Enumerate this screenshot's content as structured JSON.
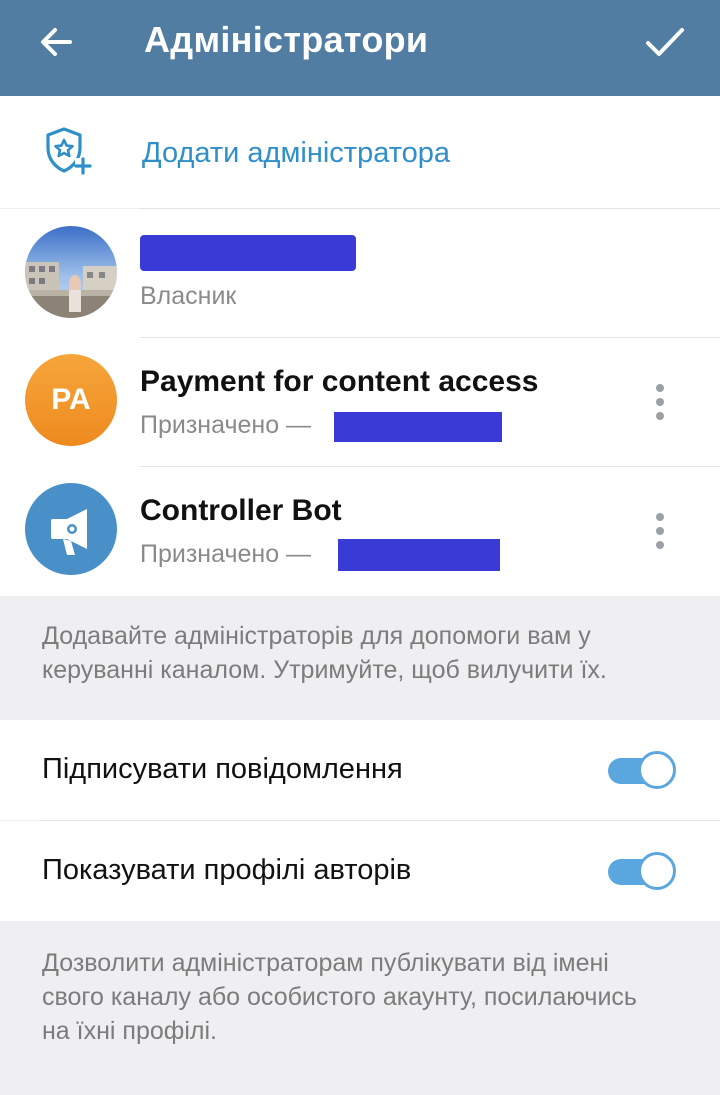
{
  "header": {
    "title": "Адміністратори",
    "back_icon": "arrow-left-icon",
    "confirm_icon": "checkmark-icon",
    "background": "#517da2"
  },
  "add_admin": {
    "label": "Додати адміністратора",
    "icon": "shield-star-plus-icon",
    "color": "#2f8fc8"
  },
  "admins": [
    {
      "name": "",
      "role": "Власник",
      "avatar": "photo"
    },
    {
      "name": "Payment for content access",
      "role": "Призначено —",
      "avatar_initials": "PA",
      "avatar_color": "#f39a2a"
    },
    {
      "name": "Controller Bot",
      "role": "Призначено —",
      "avatar": "megaphone-icon",
      "avatar_color": "#4a90c8"
    }
  ],
  "admins_note": "Додавайте адміністраторів для допомоги вам у керуванні каналом. Утримуйте, щоб вилучити їх.",
  "settings": [
    {
      "label": "Підписувати повідомлення",
      "enabled": true
    },
    {
      "label": "Показувати профілі авторів",
      "enabled": true
    }
  ],
  "settings_note": "Дозволити адміністраторам публікувати від імені свого каналу або особистого акаунту, посилаючись на їхні профілі.",
  "accent_color": "#5aa7e0"
}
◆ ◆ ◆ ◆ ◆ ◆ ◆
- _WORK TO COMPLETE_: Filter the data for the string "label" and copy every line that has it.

- _COMPLETED TASK_:
    "label": "Додати адміністратора",
      "label": "Підписувати повідомлення",
      "label": "Показувати профілі авторів",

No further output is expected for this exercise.